_What to produce_
Repeat the records. Match each character exactly.
-------- Stored data
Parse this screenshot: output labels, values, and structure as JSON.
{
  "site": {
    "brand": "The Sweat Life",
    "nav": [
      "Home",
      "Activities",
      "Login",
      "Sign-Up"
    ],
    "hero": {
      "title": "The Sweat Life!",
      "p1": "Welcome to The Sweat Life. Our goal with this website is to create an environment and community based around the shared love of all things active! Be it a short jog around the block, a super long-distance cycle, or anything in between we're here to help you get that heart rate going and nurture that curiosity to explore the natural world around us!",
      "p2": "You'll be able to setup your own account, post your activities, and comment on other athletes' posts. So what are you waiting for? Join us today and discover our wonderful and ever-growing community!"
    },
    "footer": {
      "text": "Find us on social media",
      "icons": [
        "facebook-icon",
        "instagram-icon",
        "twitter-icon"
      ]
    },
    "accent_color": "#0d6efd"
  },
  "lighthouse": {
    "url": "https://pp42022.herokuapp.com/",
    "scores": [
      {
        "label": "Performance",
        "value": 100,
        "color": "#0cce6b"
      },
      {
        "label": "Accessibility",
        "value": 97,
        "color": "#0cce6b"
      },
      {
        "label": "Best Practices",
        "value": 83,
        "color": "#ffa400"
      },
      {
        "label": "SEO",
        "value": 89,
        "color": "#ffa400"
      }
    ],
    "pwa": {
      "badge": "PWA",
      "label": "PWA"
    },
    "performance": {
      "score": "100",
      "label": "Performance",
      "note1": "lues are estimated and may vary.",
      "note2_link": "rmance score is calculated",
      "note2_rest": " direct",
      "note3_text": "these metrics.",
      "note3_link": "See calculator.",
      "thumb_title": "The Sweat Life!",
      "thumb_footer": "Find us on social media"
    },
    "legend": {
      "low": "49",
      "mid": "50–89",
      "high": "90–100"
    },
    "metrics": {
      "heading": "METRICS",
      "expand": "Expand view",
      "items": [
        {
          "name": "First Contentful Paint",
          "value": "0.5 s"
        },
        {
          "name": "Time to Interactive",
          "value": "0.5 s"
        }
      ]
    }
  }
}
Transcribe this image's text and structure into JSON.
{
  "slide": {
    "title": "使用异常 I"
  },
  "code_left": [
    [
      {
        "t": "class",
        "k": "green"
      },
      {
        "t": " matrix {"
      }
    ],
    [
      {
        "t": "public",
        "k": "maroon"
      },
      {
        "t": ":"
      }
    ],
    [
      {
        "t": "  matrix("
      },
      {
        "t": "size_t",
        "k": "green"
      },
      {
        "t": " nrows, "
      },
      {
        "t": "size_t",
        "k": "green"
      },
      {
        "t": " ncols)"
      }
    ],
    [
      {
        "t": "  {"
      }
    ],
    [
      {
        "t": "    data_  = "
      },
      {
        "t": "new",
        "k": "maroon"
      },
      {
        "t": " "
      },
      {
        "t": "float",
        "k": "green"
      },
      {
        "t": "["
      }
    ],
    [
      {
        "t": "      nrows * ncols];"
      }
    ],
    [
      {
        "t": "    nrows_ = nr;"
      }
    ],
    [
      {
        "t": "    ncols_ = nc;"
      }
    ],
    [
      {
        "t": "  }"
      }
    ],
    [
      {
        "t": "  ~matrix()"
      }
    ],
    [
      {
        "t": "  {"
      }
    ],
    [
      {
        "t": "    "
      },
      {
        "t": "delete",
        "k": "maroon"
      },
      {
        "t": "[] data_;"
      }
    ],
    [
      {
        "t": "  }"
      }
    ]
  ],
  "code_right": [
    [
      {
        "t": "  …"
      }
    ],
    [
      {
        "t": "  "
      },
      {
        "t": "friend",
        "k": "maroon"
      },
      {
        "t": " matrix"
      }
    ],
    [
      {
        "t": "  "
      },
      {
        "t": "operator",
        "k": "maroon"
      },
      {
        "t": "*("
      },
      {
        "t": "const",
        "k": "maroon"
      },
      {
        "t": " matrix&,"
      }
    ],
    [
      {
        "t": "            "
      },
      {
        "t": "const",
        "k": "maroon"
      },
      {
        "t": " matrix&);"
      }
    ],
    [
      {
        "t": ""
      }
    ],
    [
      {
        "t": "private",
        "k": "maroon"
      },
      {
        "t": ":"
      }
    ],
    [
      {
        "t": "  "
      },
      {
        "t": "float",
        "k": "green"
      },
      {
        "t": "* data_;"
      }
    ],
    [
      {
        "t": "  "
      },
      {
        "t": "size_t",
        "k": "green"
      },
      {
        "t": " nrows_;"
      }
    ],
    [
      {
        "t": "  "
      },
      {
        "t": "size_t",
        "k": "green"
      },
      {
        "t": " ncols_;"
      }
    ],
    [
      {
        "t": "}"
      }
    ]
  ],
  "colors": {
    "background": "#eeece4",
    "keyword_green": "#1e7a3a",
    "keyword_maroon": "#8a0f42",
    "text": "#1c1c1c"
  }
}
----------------
_Solution below_
Parse this screenshot: output labels, values, and structure as JSON.
{
  "site": {
    "brand": "The Sweat Life",
    "nav": [
      "Home",
      "Activities",
      "Login",
      "Sign-Up"
    ],
    "hero": {
      "title": "The Sweat Life!",
      "p1": "Welcome to The Sweat Life. Our goal with this website is to create an environment and community based around the shared love of all things active! Be it a short jog around the block, a super long-distance cycle, or anything in between we're here to help you get that heart rate going and nurture that curiosity to explore the natural world around us!",
      "p2": "You'll be able to setup your own account, post your activities, and comment on other athletes' posts. So what are you waiting for? Join us today and discover our wonderful and ever-growing community!"
    },
    "footer": {
      "text": "Find us on social media",
      "icons": [
        "facebook-icon",
        "instagram-icon",
        "twitter-icon"
      ]
    },
    "accent_color": "#0d6efd"
  },
  "lighthouse": {
    "url": "https://pp42022.herokuapp.com/",
    "scores": [
      {
        "label": "Performance",
        "value": 100,
        "color": "#0cce6b"
      },
      {
        "label": "Accessibility",
        "value": 97,
        "color": "#0cce6b"
      },
      {
        "label": "Best Practices",
        "value": 83,
        "color": "#ffa400"
      },
      {
        "label": "SEO",
        "value": 89,
        "color": "#ffa400"
      }
    ],
    "pwa": {
      "badge": "PWA",
      "label": "PWA"
    },
    "performance": {
      "score": "100",
      "label": "Performance",
      "note1": "lues are estimated and may vary.",
      "note2_link": "rmance score is calculated",
      "note2_rest": " direct",
      "note3_text": "these metrics.",
      "note3_link": "See calculator.",
      "thumb_title": "The Sweat Life!",
      "thumb_footer": "Find us on social media"
    },
    "legend": {
      "low": "49",
      "mid": "50–89",
      "high": "90–100"
    },
    "metrics": {
      "heading": "METRICS",
      "expand": "Expand view",
      "items": [
        {
          "name": "First Contentful Paint",
          "value": "0.5 s"
        },
        {
          "name": "Time to Interactive",
          "value": "0.5 s"
        }
      ]
    }
  }
}
Transcribe this image's text and structure into JSON.
{
  "slide": {
    "title": "使用异常 I"
  },
  "code_left": [
    [
      {
        "t": "class",
        "k": "green"
      },
      {
        "t": " matrix {"
      }
    ],
    [
      {
        "t": "public",
        "k": "maroon"
      },
      {
        "t": ":"
      }
    ],
    [
      {
        "t": "  matrix("
      },
      {
        "t": "size_t",
        "k": "green"
      },
      {
        "t": " nrows, "
      },
      {
        "t": "size_t",
        "k": "green"
      },
      {
        "t": " ncols)"
      }
    ],
    [
      {
        "t": "  {"
      }
    ],
    [
      {
        "t": "    data_  = "
      },
      {
        "t": "new",
        "k": "maroon"
      },
      {
        "t": " "
      },
      {
        "t": "float",
        "k": "green"
      },
      {
        "t": "["
      }
    ],
    [
      {
        "t": "      nrows * ncols];"
      }
    ],
    [
      {
        "t": "    nrows_ = nr;"
      }
    ],
    [
      {
        "t": "    ncols_ = nc;"
      }
    ],
    [
      {
        "t": "  }"
      }
    ],
    [
      {
        "t": "  ~matrix()"
      }
    ],
    [
      {
        "t": "  {"
      }
    ],
    [
      {
        "t": "    "
      },
      {
        "t": "delete",
        "k": "maroon"
      },
      {
        "t": "[] data_;"
      }
    ],
    [
      {
        "t": "  }"
      }
    ]
  ],
  "code_right": [
    [
      {
        "t": "  …"
      }
    ],
    [
      {
        "t": "  "
      },
      {
        "t": "friend",
        "k": "maroon"
      },
      {
        "t": " matrix"
      }
    ],
    [
      {
        "t": "  "
      },
      {
        "t": "operator",
        "k": "maroon"
      },
      {
        "t": "*("
      },
      {
        "t": "const",
        "k": "maroon"
      },
      {
        "t": " matrix&,"
      }
    ],
    [
      {
        "t": "            "
      },
      {
        "t": "const",
        "k": "maroon"
      },
      {
        "t": " matrix&);"
      }
    ],
    [
      {
        "t": ""
      }
    ],
    [
      {
        "t": "private",
        "k": "maroon"
      },
      {
        "t": ":"
      }
    ],
    [
      {
        "t": "  "
      },
      {
        "t": "float",
        "k": "green"
      },
      {
        "t": "* data_;"
      }
    ],
    [
      {
        "t": "  "
      },
      {
        "t": "size_t",
        "k": "green"
      },
      {
        "t": " nrows_;"
      }
    ],
    [
      {
        "t": "  "
      },
      {
        "t": "size_t",
        "k": "green"
      },
      {
        "t": " ncols_;"
      }
    ],
    [
      {
        "t": "}"
      }
    ]
  ],
  "colors": {
    "background": "#eeece4",
    "keyword_green": "#1e7a3a",
    "keyword_maroon": "#8a0f42",
    "text": "#1c1c1c"
  }
}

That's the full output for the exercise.